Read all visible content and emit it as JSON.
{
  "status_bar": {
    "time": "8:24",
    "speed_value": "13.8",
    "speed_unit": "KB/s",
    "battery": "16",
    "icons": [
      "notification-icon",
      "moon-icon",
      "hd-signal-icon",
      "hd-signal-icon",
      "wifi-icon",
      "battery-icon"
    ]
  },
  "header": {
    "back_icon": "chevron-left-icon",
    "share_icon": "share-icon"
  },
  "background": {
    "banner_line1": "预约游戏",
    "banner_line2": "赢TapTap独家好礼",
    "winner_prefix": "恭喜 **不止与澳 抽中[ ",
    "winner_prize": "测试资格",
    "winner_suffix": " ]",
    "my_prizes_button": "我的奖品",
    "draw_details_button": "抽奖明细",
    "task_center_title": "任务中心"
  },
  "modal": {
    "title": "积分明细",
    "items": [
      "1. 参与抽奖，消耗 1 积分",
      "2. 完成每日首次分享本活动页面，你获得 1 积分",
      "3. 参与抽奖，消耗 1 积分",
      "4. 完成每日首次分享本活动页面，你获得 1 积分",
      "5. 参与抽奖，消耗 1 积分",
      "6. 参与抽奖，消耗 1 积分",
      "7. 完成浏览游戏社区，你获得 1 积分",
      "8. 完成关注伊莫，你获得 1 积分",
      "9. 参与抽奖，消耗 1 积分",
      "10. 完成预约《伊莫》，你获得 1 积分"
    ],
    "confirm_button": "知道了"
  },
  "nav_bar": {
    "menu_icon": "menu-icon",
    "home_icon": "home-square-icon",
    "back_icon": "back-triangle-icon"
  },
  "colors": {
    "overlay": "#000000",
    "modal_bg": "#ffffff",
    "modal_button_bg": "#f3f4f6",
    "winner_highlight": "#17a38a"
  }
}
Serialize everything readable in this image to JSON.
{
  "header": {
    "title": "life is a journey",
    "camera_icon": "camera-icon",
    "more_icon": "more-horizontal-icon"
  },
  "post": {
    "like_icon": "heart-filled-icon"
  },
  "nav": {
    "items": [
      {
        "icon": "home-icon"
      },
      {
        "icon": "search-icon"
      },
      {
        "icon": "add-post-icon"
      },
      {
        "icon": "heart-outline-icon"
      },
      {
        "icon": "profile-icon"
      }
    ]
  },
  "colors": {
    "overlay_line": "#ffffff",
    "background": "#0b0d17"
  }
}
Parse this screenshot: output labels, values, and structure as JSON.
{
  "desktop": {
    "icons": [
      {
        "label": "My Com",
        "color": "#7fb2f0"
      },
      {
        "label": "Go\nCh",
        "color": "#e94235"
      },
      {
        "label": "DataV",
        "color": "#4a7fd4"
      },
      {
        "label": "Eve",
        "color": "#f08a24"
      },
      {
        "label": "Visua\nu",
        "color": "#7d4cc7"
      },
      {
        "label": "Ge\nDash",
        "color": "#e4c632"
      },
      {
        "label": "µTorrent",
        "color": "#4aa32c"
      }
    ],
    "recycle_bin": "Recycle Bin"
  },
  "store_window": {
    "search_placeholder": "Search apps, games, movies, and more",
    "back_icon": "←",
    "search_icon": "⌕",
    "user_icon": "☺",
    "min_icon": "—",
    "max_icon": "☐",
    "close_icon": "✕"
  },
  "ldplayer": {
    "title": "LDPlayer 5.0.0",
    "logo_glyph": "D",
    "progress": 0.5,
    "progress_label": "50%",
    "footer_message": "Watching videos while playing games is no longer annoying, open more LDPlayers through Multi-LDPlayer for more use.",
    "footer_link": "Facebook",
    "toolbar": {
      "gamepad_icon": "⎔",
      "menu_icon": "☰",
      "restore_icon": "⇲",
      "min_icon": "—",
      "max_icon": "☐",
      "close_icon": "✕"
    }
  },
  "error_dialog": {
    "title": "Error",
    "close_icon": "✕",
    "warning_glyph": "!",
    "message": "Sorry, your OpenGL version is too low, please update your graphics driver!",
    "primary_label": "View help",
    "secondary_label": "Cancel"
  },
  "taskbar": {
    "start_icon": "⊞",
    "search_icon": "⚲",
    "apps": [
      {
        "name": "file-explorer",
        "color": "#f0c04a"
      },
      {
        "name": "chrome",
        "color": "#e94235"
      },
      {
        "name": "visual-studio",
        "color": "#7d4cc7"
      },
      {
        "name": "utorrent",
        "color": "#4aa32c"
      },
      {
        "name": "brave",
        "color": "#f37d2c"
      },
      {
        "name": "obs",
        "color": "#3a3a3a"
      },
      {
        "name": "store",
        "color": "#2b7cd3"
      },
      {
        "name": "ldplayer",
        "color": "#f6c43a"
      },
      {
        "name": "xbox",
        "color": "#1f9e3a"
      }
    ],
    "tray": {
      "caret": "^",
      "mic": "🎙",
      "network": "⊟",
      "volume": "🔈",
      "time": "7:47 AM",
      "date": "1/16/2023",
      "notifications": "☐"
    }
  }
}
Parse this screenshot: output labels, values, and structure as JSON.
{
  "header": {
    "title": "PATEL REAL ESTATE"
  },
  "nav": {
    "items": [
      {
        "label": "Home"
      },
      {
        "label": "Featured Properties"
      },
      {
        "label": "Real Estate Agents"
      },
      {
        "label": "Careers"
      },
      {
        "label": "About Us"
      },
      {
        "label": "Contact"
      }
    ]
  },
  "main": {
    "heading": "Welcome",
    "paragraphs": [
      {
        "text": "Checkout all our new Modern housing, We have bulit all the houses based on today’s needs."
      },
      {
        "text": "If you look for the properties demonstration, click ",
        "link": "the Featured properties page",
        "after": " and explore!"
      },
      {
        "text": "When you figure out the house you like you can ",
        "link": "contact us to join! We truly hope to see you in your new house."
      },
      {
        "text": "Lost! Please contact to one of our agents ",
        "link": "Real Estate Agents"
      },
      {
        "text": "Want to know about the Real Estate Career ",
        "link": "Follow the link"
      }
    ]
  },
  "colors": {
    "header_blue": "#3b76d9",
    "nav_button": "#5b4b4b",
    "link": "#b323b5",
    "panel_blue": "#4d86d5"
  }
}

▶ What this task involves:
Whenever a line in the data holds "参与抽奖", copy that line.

▶ Result of the task:
      "1. 参与抽奖，消耗 1 积分",
      "3. 参与抽奖，消耗 1 积分",
      "5. 参与抽奖，消耗 1 积分",
      "6. 参与抽奖，消耗 1 积分",
      "9. 参与抽奖，消耗 1 积分",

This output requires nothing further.